Marine archaeologist from the USA found his dream job in Åland
Nathaniel Howe from Seattle, USA, landed in his dream job in Åland – as a curator on the sailing ship Pommern. The ship is unique in the world and is more a less preserved in original shape since 1903 when she was built in Scotland. Thus, she is a real gem for a marine archaeologist.
As a curiosity it can be mentioned that there are also touch points between the Pommern and Seattle. During the time when the Pommern was sailing on the world seas, the ship once visited Seattle to load timber. Also, the timber for the Pommern’s newly renovated deck comes from Nathaniel's home region.
- It is nice to see that Åland is investing so much in preserving the Pommern and that she seems to be in the hearts of all Ålanders. The maintenance of the vessel has been done regularly and therefore the ship is in good condition. In Seattle, companies such as Microsoft, Facebook, Google and Amazon are headquartered and it is a completely different world. There you look forward all the time, not backwards in our history.
To the Vasa Museum
Nathaniel Howe has a solid education in his field. He has completed a master's degree in marine archaeology at East Carolina University in the state of North Carolina, USA. In addition, he has supplemented his education with studies in marine history and museology.
He has previously worked, among other things, as CEO of the Northwest Seaport in Seattle which hosts three museum ships, among them a lighthouse ship from 1904 that has some similarities to the Pommern.
He has participated in a number research projects in both Denmark and Sweden. He spent two years as a Fulbright Fellow at the Vasa Museum in Stockholm and a few summer months with various projects. For a researcher there is much to do in depth around the regal ship Vasa. One of Nathaniel's focus areas were the ships 400 remaining rig blocks.
Impressed by leadership
Nathaniel knew, of course, about the sailing ship Pommern in Mariehamn. This is common in the maritime world almost all over the world. However, during his years in Stockholm he never made a visit to Mariehamn.
Last year he was told that there was a curator job vacancy on the Pommern. He had met Hanna Hagmark, director of the Åland Maritime Museum, at a conference in Denmark ten years earlier and was impressed by her leadership at the museum. He became seriously interested.

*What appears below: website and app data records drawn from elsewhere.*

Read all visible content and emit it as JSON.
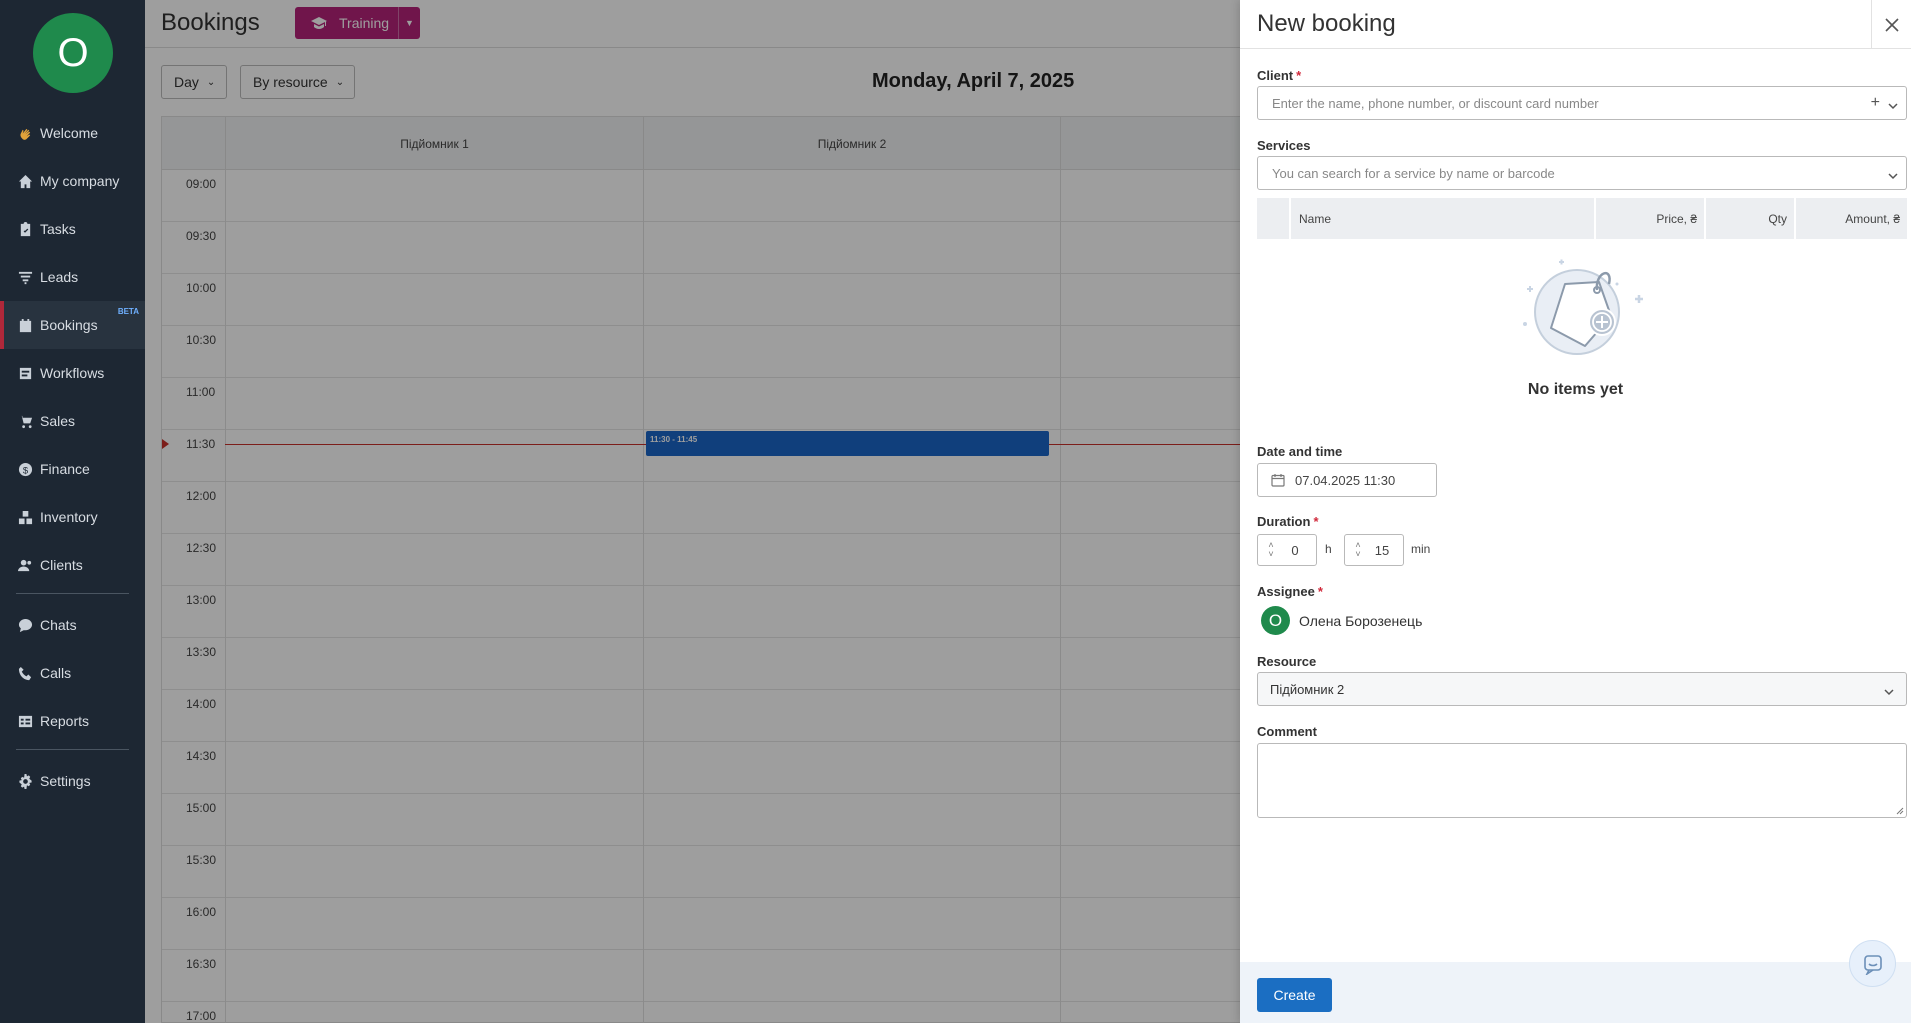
{
  "sidebar": {
    "avatar_letter": "O",
    "items": [
      {
        "label": "Welcome",
        "icon": "waving-hand-icon"
      },
      {
        "label": "My company",
        "icon": "home-icon"
      },
      {
        "label": "Tasks",
        "icon": "clipboard-check-icon"
      },
      {
        "label": "Leads",
        "icon": "funnel-icon"
      },
      {
        "label": "Bookings",
        "icon": "calendar-icon",
        "badge": "BETA",
        "active": true
      },
      {
        "label": "Workflows",
        "icon": "workflow-icon"
      },
      {
        "label": "Sales",
        "icon": "cart-icon"
      },
      {
        "label": "Finance",
        "icon": "coin-icon"
      },
      {
        "label": "Inventory",
        "icon": "boxes-icon"
      },
      {
        "label": "Clients",
        "icon": "users-icon"
      },
      {
        "label": "Chats",
        "icon": "chat-icon"
      },
      {
        "label": "Calls",
        "icon": "phone-icon"
      },
      {
        "label": "Reports",
        "icon": "table-icon"
      },
      {
        "label": "Settings",
        "icon": "gear-icon"
      }
    ]
  },
  "header": {
    "title": "Bookings",
    "training_label": "Training"
  },
  "toolbar": {
    "view_select": "Day",
    "group_select": "By resource",
    "date_heading": "Monday, April 7, 2025"
  },
  "calendar": {
    "resources": [
      "Підйомник 1",
      "Підйомник 2"
    ],
    "times": [
      "09:00",
      "09:30",
      "10:00",
      "10:30",
      "11:00",
      "11:30",
      "12:00",
      "12:30",
      "13:00",
      "13:30",
      "14:00",
      "14:30",
      "15:00",
      "15:30",
      "16:00",
      "16:30",
      "17:00"
    ],
    "event_label": "11:30 - 11:45",
    "now_color": "#c9312b",
    "event_color": "#1a66c9"
  },
  "panel": {
    "title": "New booking",
    "client": {
      "label": "Client",
      "placeholder": "Enter the name, phone number, or discount card number"
    },
    "services": {
      "label": "Services",
      "placeholder": "You can search for a service by name or barcode",
      "columns": [
        "Name",
        "Price, ₴",
        "Qty",
        "Amount, ₴"
      ],
      "empty_text": "No items yet"
    },
    "date_time": {
      "label": "Date and time",
      "value": "07.04.2025 11:30"
    },
    "duration": {
      "label": "Duration",
      "hours": "0",
      "hours_unit": "h",
      "minutes": "15",
      "minutes_unit": "min"
    },
    "assignee": {
      "label": "Assignee",
      "avatar_letter": "O",
      "name": "Олена Борозенець"
    },
    "resource": {
      "label": "Resource",
      "value": "Підйомник 2"
    },
    "comment": {
      "label": "Comment"
    },
    "create_label": "Create"
  },
  "colors": {
    "sidebar_bg": "#1d2733",
    "training": "#b5227a",
    "primary": "#1b6ec2",
    "required": "#d0283a"
  }
}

- I thought the museum represented good ideals and I was, as I said, impressed with how well they had taken care of the Pommern. The new custom-made quay with a bespoke dock is fantastic itself. This means that you can spend more time on both the maintenance and research than if you were sent to a commercial shipyard, he says.
Both practise and research
Nathaniel applied for the curator job, got it and started in April 2019. It was a rush start for the new opening on May 1, 2019. The Pommern had been anchored in another location in Mariehamn's western port for almost two years. During that time, the quay had been built. In addition, extensive work had been done on board. The deck had been refurbished, a lift had been installed between the decks to make the ship more accessible and a whole new visitor experience had been created.
The Pommern became a success; 85,000 visitors visited the ship by September 30 when the ship was closed for the season.
Nathaniel works with both research and practical tasks. The big project in the autumn is to prepare her for the winter.
Dreaming of a boat of his own
Nathaniel's wife has also moved to Åland and is now studying Swedish before applying for a job here.
- We would like to stay here for a longer time. Åland feels a bit like Seattle. Partly the same nature and climate, and there are many people of Nordic origin. But it is so much quieter here, no big city stress. What’s more, Åland has more sunshine hours than Seattle where it rains a lot. More and more people are moving to Seattle and traffic is constantly increasing, sometimes it took just ten minutes to get a certain place, another day an hour and a half. There are no car queues in Åland. Here you know that it always takes the same time. If you live and work in Mariehamn you don't even have to have a car. You can take a bike.
Nathaniel also likes the proximity to nature.
-We went cycling a lot in the countryside last summer. Next summer I hope we have our own boat so we can explore the archipelago!